• Instructions to follow
Whenever the string "Установленные" appears in a line below, please copy the line out.

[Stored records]
----------------

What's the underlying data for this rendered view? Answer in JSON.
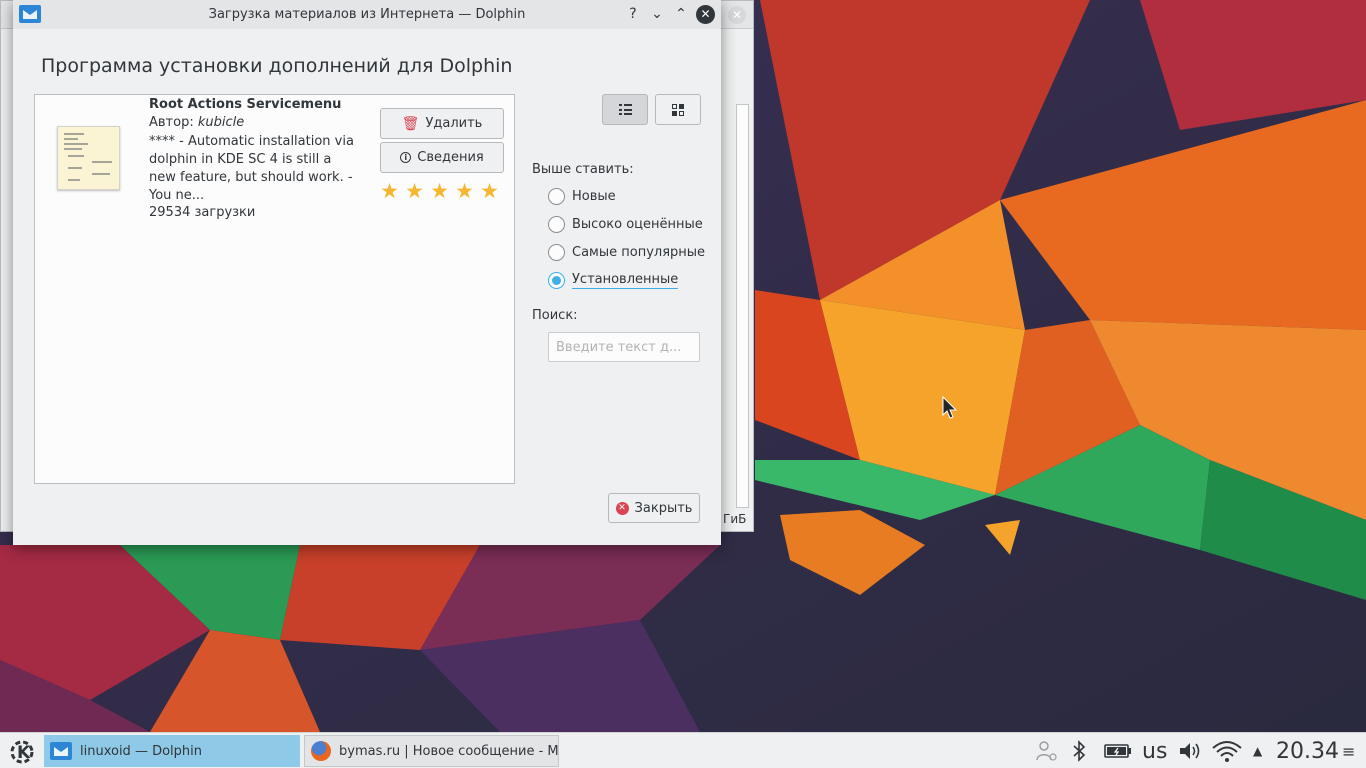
{
  "dialog": {
    "window_title": "Загрузка материалов из Интернета — Dolphin",
    "heading": "Программа установки дополнений для Dolphin",
    "titlebar_buttons": {
      "help": "?",
      "minimize": "⌄",
      "maximize": "⌃",
      "close": "✕"
    }
  },
  "item": {
    "name": "Root Actions Servicemenu",
    "author_prefix": "Автор: ",
    "author": "kubicle",
    "description": "**** - Automatic installation via dolphin in KDE SC 4 is still a new feature, but should work. - You ne...",
    "downloads": "29534 загрузки",
    "rating": 5,
    "uninstall_label": "Удалить",
    "details_label": "Сведения"
  },
  "sort": {
    "label": "Выше ставить:",
    "options": [
      "Новые",
      "Высоко оценённые",
      "Самые популярные",
      "Установленные"
    ],
    "selected": "Установленные"
  },
  "search": {
    "label": "Поиск:",
    "placeholder": "Введите текст д...",
    "value": ""
  },
  "close_label": "Закрыть",
  "background_window": {
    "size_fragment": "ГиБ"
  },
  "taskbar": {
    "tasks": [
      {
        "label": "linuxoid — Dolphin",
        "active": true
      },
      {
        "label": "bymas.ru | Новое сообщение - Mo",
        "active": false
      }
    ],
    "keyboard_layout": "us",
    "clock": "20.34"
  },
  "colors": {
    "accent": "#3daee9",
    "star": "#f6b632",
    "danger": "#da4453",
    "active_task": "#8ec9e8"
  }
}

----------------

• Output
      "Установленные"
    "selected": "Установленные"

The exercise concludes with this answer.